The Human Edge: Designing a World of Hope
If you told me 10 years ago that I would be volunteering my time to develop master plans for non-profit organizations around the world, I’d have called you crazy. But that’s exactly what I’ve found myself doing. What’s...
If you told me 10 years ago that I would be volunteering my time to develop master plans for non-profit organizations around the world, I’d have called you crazy. But that’s exactly what I’ve found myself doing. What’s more, I realized my engineering background could be used through a Christian non-profit organization called Engineering Ministries International (EMI) — a group consisting of engineers, architects, surveyors, and other techs who donate their professional skills by travelling abroad to help the less fortunate.
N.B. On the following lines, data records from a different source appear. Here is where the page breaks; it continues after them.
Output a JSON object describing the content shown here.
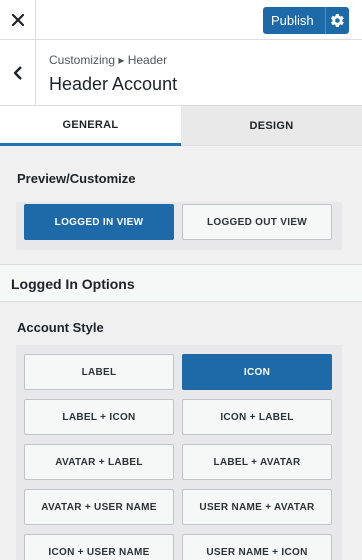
{
  "topbar": {
    "close_icon": "close-icon",
    "publish_label": "Publish",
    "publish_icon": "gear-icon"
  },
  "section": {
    "back_icon": "chevron-left-icon",
    "breadcrumb": "Customizing ▸ Header",
    "title": "Header Account"
  },
  "tabs": [
    {
      "label": "GENERAL",
      "active": true
    },
    {
      "label": "DESIGN",
      "active": false
    }
  ],
  "preview": {
    "title": "Preview/Customize",
    "options": [
      "LOGGED IN VIEW",
      "LOGGED OUT VIEW"
    ],
    "selected": "LOGGED IN VIEW"
  },
  "logged_in": {
    "title": "Logged In Options"
  },
  "account_style": {
    "title": "Account Style",
    "options": [
      "LABEL",
      "ICON",
      "LABEL + ICON",
      "ICON + LABEL",
      "AVATAR + LABEL",
      "LABEL + AVATAR",
      "AVATAR + USER NAME",
      "USER NAME + AVATAR",
      "ICON + USER NAME",
      "USER NAME + ICON"
    ],
    "selected": "ICON"
  },
  "colors": {
    "accent": "#1e6aa8"
  }
}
We design future facilities that will serve the poor in developing countries, working on projects such as orphanages, clean water, bridges, medical centres, hospitals, and training schools. EMI also does construction management and sends emergency response teams to disaster zones.
I’ve been privileged to travel to places like Kenya, Tanzania, Egypt, and even spent six months living in Uganda. My most recent trip to Lebanon in February 2012 marks my seventh project trip abroad. I’d like to give you a taste of what I experienced.
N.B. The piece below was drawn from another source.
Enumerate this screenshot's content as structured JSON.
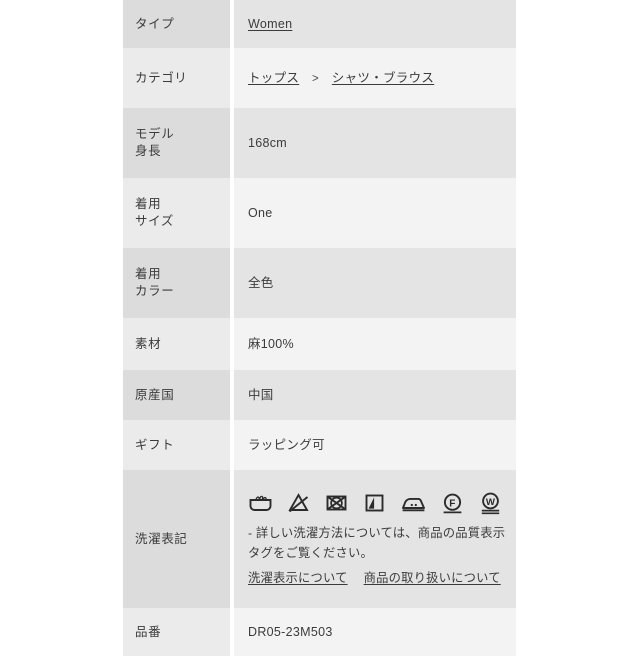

Our team met together for the first time in Beirut. We included a structural engineer from Anchorage, a mechanical engineer from Kentucky and a senior architect from Colorado. A junior architect from Winnipeg and I were the Canadian contingent. The team was of one spirit and worked very well together, enabling us to get much work completed in-country.
After a couple of days in Beirut, our client organization took us up into the mountains about an hour outside the city to see the site we were to work on. This was a camping and conference centre that is much cherished by those who enjoy it to escape for a few weeks from the city.
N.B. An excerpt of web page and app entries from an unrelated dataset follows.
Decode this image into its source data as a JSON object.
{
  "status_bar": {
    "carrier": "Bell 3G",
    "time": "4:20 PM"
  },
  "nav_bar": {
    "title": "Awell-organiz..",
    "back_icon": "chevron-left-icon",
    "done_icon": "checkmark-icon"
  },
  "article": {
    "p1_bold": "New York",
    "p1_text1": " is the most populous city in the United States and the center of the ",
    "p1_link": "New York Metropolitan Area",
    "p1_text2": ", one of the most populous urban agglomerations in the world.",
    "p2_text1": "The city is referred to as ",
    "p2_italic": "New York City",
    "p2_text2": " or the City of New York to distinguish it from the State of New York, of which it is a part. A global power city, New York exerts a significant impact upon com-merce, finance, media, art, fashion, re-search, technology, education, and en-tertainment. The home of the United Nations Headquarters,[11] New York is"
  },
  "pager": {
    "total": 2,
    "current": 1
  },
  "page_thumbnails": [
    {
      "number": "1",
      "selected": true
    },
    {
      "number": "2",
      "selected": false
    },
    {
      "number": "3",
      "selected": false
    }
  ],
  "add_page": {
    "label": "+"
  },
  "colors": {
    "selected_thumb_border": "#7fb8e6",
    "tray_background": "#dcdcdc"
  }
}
Consisting of a disorganized network of 50-year old buildings with inadequate infrastructure, the site has a church, orphanage, dormitories, basketball court (they love B-ball), kitchen, and a dining hall for around 50-100 people.
The organization wishes to ultimately expand the camp’s capacity to 300 people. This was where the EMI team provided them with experience and know-how to properly plan for future redevelopment on the site whilst keeping the existing buildings functional throughout the process.
The work was not without its struggles, mainly surrounding the steep grades of the site, and the short timeline imposed on us.
Our daily program meetings with local architects and the client were critical in our effort to collect as much in-country information as possible. Thankfully, Lebanese people learn English, French, and Arabic in school, which eliminated potential communication barriers.
For two weeks we worked tirelessly to complete the architectural, structural, civil, mechanical, and electrical conceptual designs, providing as much detail as possible. When we presented our master plan to the organization’s general assembly, they responded with praise and excitement. But the most satisfying moment was to come when our final report is given to the client in June. The report will empower the client to move forward and realize their dreams — a very exciting moment for all involved!
These trips give me great pleasure, knowing that I’ve played even a small part in helping the global community by using my skills as an engineer to help those who are less fortunate. Who knows where I will go next!cce
Ryan Williams, EIT is a civil engineering graduate with ISL Engineering and Land Services in Edmonton, Alberta.
The names of the camp and the EMI team members have been kept anonymous — a measure the organization considers necessary for their protection and ongoing ability to work in this part of the world.